  • Oops!
    Something went wrong.
    Please try again later.
  • Oops!
    Something went wrong.
    Please try again later.
Amanda King, Augusta Chronicle
·4 min read
  • Oops!
    Something went wrong.
    Please try again later.
  • Oops!
    Something went wrong.
    Please try again later.

AUGUSTA, Ga. — A statewide church group and other organizations gathered near the Augusta National Golf Club to rally for a change in the new Georgia voting law and end what they called “Jim Crow 2.0.”

About three dozen people attended to encourage corporations attending or sponsoring the tournament to take a stand against Senate Bill 202, which they say limits voting specifically for Blacks.

Representatives from the Augusta NAACP also called on changes to the law at the protest at Washington and Berckmans roads. The bill, political action chair Jorae Jenkins said, makes it difficult for people to vote because of changes to absentee ballots. Moving the Masters is not necessarily the goal, she said, but for corporations to remove sponsorships.

“Other major organizations have come out and take a stand against this bill,” she said. “It would be nice to see people that are here that are sponsors to do the same thing and that they agree that this bill is not right and we have to take a stand.”

Last week Major League Baseball announced that the All-Star Game would be played in Colorado as opposed to Atlanta due to the bill. MLB Commissioner Rob Manfred is a member of Augusta National and earlier this week Sen. Marco Rubio asked him if he would remove his membership. Manfred has not responded.

“(Manfred) has made that deliberate decision so maybe he can use his influence to influence other corporate leaders to know that Georgia must deal with the suppressive law that has been put in place,” Rev. Fer-Rell Malone Sr., senior pastor of Macedonia Missionary Baptist Church in Waycross, said.

Augusta National Golf Club and Masters Tournament Chairman Fred Ridley said Wednesday he opposed a boycott or other punitive measure as burdensome “on the most vulnerable,” including Augustans, but declined to condemn the voting law.

“The right to vote is fundamental in our democratic society.
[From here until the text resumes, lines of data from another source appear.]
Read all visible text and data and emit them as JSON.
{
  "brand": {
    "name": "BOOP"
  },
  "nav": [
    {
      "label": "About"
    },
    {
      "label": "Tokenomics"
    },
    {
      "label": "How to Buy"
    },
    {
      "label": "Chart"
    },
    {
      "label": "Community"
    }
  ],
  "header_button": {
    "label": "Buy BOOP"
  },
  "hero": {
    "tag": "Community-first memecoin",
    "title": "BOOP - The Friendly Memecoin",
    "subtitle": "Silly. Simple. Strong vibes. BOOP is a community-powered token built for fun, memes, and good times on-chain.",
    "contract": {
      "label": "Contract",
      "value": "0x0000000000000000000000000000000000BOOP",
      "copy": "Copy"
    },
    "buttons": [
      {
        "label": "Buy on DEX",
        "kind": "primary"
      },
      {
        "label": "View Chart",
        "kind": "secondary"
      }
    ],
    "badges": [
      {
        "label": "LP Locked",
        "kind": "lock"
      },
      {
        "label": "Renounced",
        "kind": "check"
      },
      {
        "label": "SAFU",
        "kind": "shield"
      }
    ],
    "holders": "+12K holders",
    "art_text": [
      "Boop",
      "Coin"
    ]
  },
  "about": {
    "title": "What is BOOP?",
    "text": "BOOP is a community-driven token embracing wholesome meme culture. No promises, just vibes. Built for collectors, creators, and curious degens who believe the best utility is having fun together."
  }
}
No one should be disadvantaged in exercising that right, and it is critical that all citizens have confidence in the electoral process,” Ridley said during his annual address.
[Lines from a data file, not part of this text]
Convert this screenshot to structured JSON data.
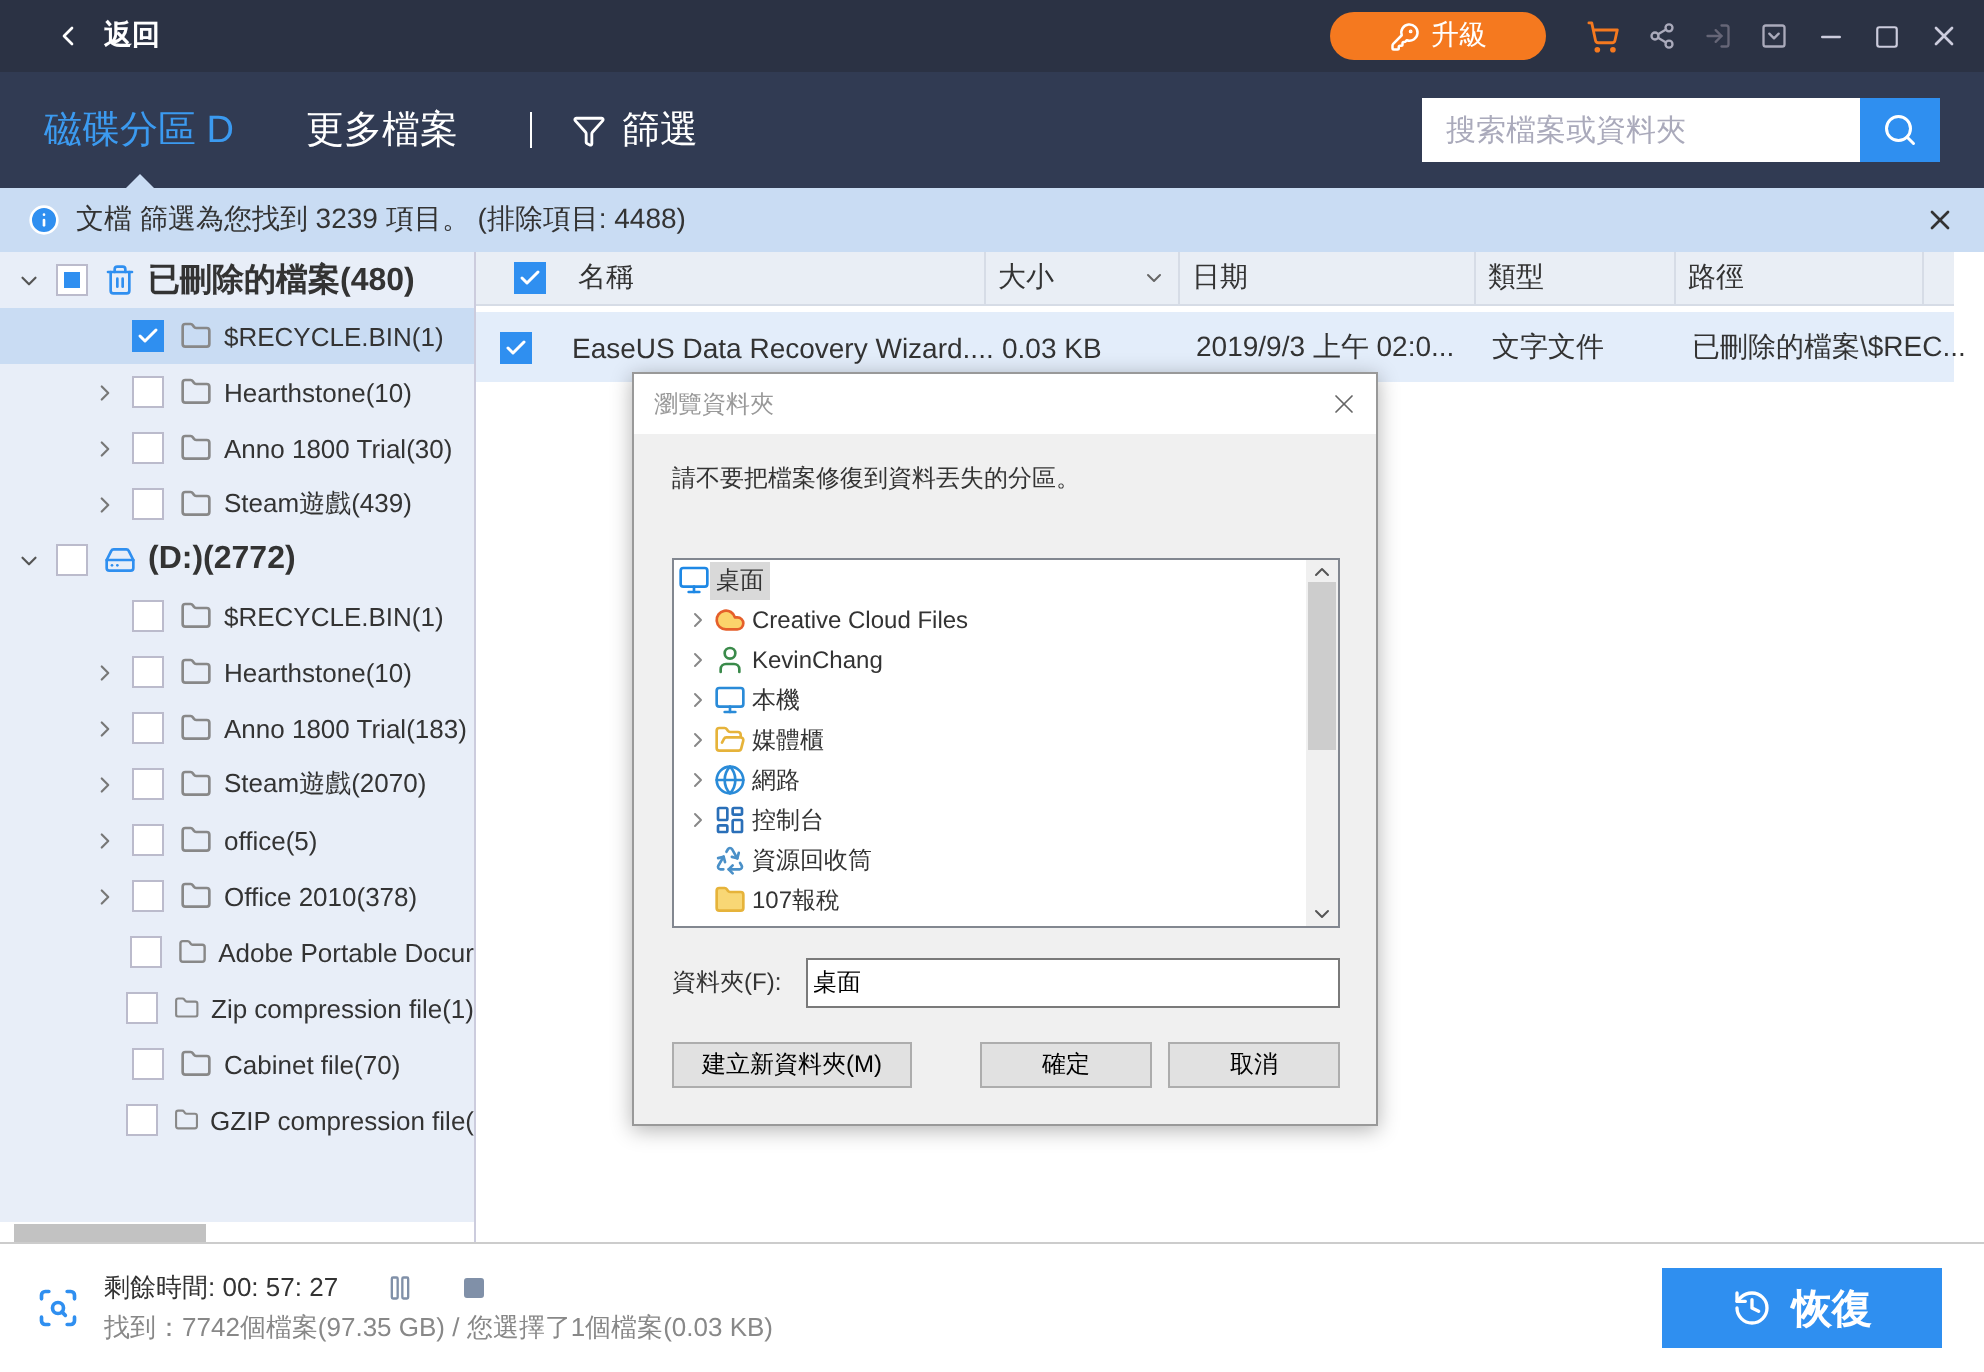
{
  "title_bar": {
    "back": "返回",
    "upgrade": "升級"
  },
  "nav": {
    "tabs": [
      {
        "label": "磁碟分區 D",
        "selected": true
      },
      {
        "label": "更多檔案",
        "selected": false
      }
    ],
    "filter": "篩選",
    "search": {
      "placeholder": "搜索檔案或資料夾"
    }
  },
  "info_bar": {
    "text": "文檔 篩選為您找到 3239 項目。 (排除項目: 4488)"
  },
  "tree": [
    {
      "label": "已刪除的檔案(480)",
      "kind": "trash",
      "checked": false,
      "partial": true,
      "expanded": true,
      "selected": false,
      "children": [
        {
          "label": "$RECYCLE.BIN(1)",
          "kind": "folder",
          "checked": true,
          "expandable": false,
          "selected": true
        },
        {
          "label": "Hearthstone(10)",
          "kind": "folder",
          "checked": false,
          "expandable": true,
          "selected": false
        },
        {
          "label": "Anno 1800 Trial(30)",
          "kind": "folder",
          "checked": false,
          "expandable": true,
          "selected": false
        },
        {
          "label": "Steam遊戲(439)",
          "kind": "folder",
          "checked": false,
          "expandable": true,
          "selected": false
        }
      ]
    },
    {
      "label": "(D:)(2772)",
      "kind": "drive",
      "checked": false,
      "partial": false,
      "expanded": true,
      "selected": false,
      "children": [
        {
          "label": "$RECYCLE.BIN(1)",
          "kind": "folder",
          "checked": false,
          "expandable": false,
          "selected": false
        },
        {
          "label": "Hearthstone(10)",
          "kind": "folder",
          "checked": false,
          "expandable": true,
          "selected": false
        },
        {
          "label": "Anno 1800 Trial(183)",
          "kind": "folder",
          "checked": false,
          "expandable": true,
          "selected": false
        },
        {
          "label": "Steam遊戲(2070)",
          "kind": "folder",
          "checked": false,
          "expandable": true,
          "selected": false
        },
        {
          "label": "office(5)",
          "kind": "folder",
          "checked": false,
          "expandable": true,
          "selected": false
        },
        {
          "label": "Office 2010(378)",
          "kind": "folder",
          "checked": false,
          "expandable": true,
          "selected": false
        },
        {
          "label": "Adobe Portable Docur",
          "kind": "folder",
          "checked": false,
          "expandable": false,
          "selected": false
        },
        {
          "label": "Zip compression file(1)",
          "kind": "folder",
          "checked": false,
          "expandable": false,
          "selected": false
        },
        {
          "label": "Cabinet file(70)",
          "kind": "folder",
          "checked": false,
          "expandable": false,
          "selected": false
        },
        {
          "label": "GZIP compression file(",
          "kind": "folder",
          "checked": false,
          "expandable": false,
          "selected": false
        }
      ]
    }
  ],
  "table": {
    "all_checked": true,
    "columns": [
      "名稱",
      "大小",
      "日期",
      "類型",
      "路徑"
    ],
    "rows": [
      {
        "checked": true,
        "selected": true,
        "cells": [
          "EaseUS Data Recovery Wizard....",
          "0.03 KB",
          "2019/9/3 上午 02:0...",
          "文字文件",
          "已刪除的檔案\\$REC..."
        ]
      }
    ]
  },
  "dialog": {
    "title": "瀏覽資料夾",
    "message": "請不要把檔案修復到資料丟失的分區。",
    "items": [
      {
        "label": "桌面",
        "kind": "desktop",
        "selected": true,
        "children": [
          {
            "label": "Creative Cloud Files",
            "kind": "cloud",
            "expandable": true,
            "selected": false
          },
          {
            "label": "KevinChang",
            "kind": "user",
            "expandable": true,
            "selected": false
          },
          {
            "label": "本機",
            "kind": "computer",
            "expandable": true,
            "selected": false
          },
          {
            "label": "媒體櫃",
            "kind": "library",
            "expandable": true,
            "selected": false
          },
          {
            "label": "網路",
            "kind": "network",
            "expandable": true,
            "selected": false
          },
          {
            "label": "控制台",
            "kind": "control",
            "expandable": true,
            "selected": false
          },
          {
            "label": "資源回收筒",
            "kind": "recycle",
            "expandable": false,
            "selected": false
          },
          {
            "label": "107報稅",
            "kind": "folder",
            "expandable": false,
            "selected": false
          }
        ]
      }
    ],
    "folder_label": "資料夾(F):",
    "folder_value": "桌面",
    "buttons": [
      {
        "label": "建立新資料夾(M)",
        "kind": "new"
      },
      {
        "label": "確定",
        "kind": "ok"
      },
      {
        "label": "取消",
        "kind": "cancel"
      }
    ]
  },
  "status": {
    "remaining": "剩餘時間: 00: 57: 27",
    "found": "找到：7742個檔案(97.35 GB) / 您選擇了1個檔案(0.03 KB)",
    "recover": "恢復"
  }
}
Daniel Thomas, the social action chairman of the Augusta Conference of the African Methodist Episcopal Church, said Saturday it is a “hallowed responsibility of corporations” to make sure every citizen has the right and opportunity to vote.
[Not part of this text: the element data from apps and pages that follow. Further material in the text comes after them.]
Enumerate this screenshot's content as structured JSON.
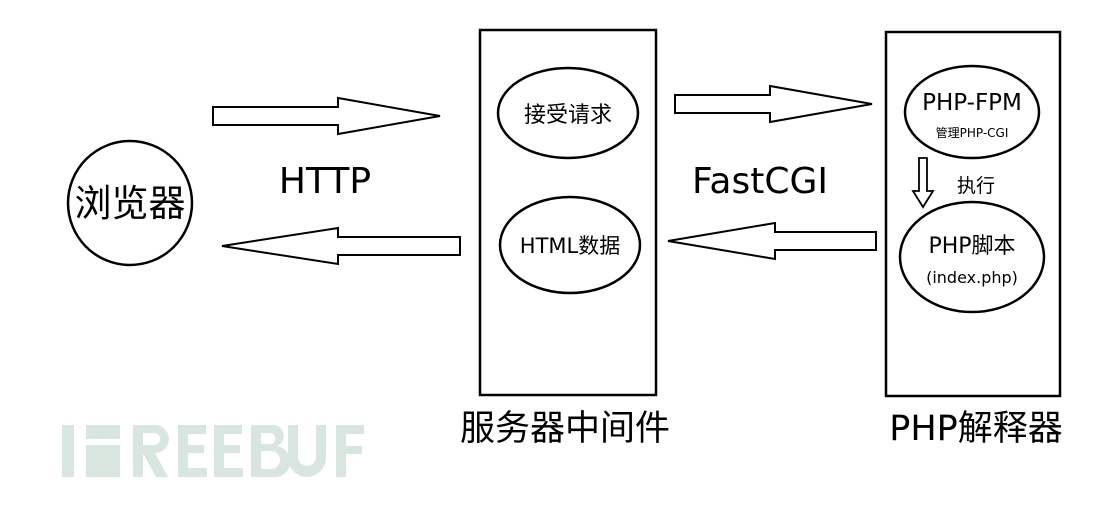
{
  "nodes": {
    "browser": {
      "label": "浏览器"
    },
    "server": {
      "title": "服务器中间件",
      "accept": "接受请求",
      "html_data": "HTML数据"
    },
    "php": {
      "title": "PHP解释器",
      "fpm": "PHP-FPM",
      "fpm_sub": "管理PHP-CGI",
      "execute": "执行",
      "script": "PHP脚本",
      "script_sub": "(index.php)"
    }
  },
  "edges": {
    "http": "HTTP",
    "fastcgi": "FastCGI"
  },
  "watermark": {
    "text": "FREEBUF",
    "color": "#d9e6df"
  },
  "colors": {
    "stroke": "#000000",
    "background": "#ffffff"
  }
}
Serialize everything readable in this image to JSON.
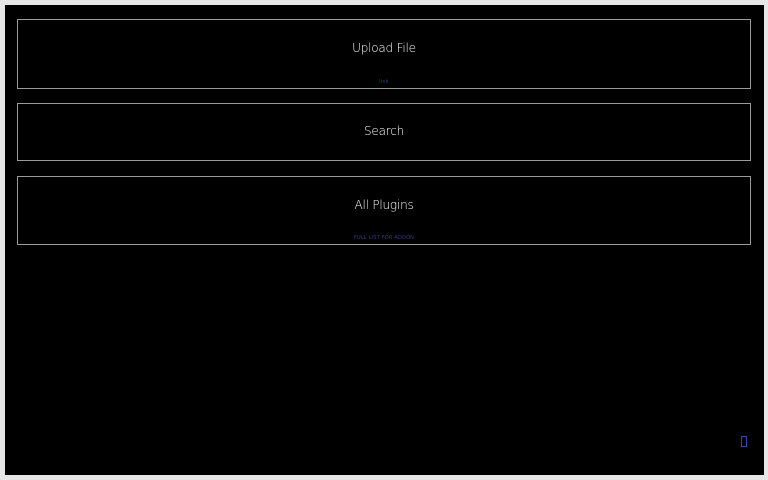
{
  "cards": [
    {
      "id": "upload",
      "title": "Upload File",
      "subtitle": "link"
    },
    {
      "id": "search",
      "title": "Search"
    },
    {
      "id": "plugins",
      "title": "All Plugins",
      "subtitle": "FULL LIST FOR ADDON"
    }
  ],
  "icons": {
    "corner": "menu-icon"
  },
  "colors": {
    "background": "#000000",
    "border": "#9a9a9a",
    "text": "#ffffff",
    "accent": "#2f47b8"
  }
}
Related

Lynch: A boycott won't stop Georgia's voter suppression, but golf's clout can make a 'major' difference

Opinion: Augusta National is unlikely host to social activists as sports world focuses on Georgia

PGA Tour: Despite new Georgia voting law, Tour Championship isn't moving

Civil rights group calls for PGA Tour, Masters to pull event from Augusta National in protest of Georgia's new voting law

The law, Pastor James Reid of Piney Grove Missionary Baptist Church said, is retaliation for former President Donald Trump’s loss in Georgia.

“It’s all well and good to come in and enjoy the wonderfulness of the Masters, but have the conscientiousness of the least of these who are still suffering and want to vote effectively,” he said.

“It’s all well and good to come in and enjoy the wonderfulness of the Masters, but have the conscientiousness of the least of these who are still suffering and want to vote effectively,” said Pastor James Reid of Piney Grove Missionary Church during the protest Saturday in Augusta against Georgia Senate Bill 202.

Reginald T. Jackson, presiding bishop of the Sixth Episcopal District of the African Methodist Episcopal Church and one of the event’s organizers, was unable to attend due to a funeral but, in a statement, called for Masters Tournament leadership and golfers to denounce the bill.

“We did not call upon the Masters golf tournament not to have its tournament in Augusta, or criticize it for doing so,” he wrote. “But we are calling on the Masters Tournament and golfers to join with us and speak up and cry out against the passage of SB 202 in Georgia and similar legislation, in fact, more than 300 bills in more than 40 other states.”

Jenkins said she and others will not stop fighting for the people of Georgia and will make sure residents “are taken care of.” Reid echoed those sentiments in continuing to fight.

“It’s time for everyone to start getting into some good trouble,” he said.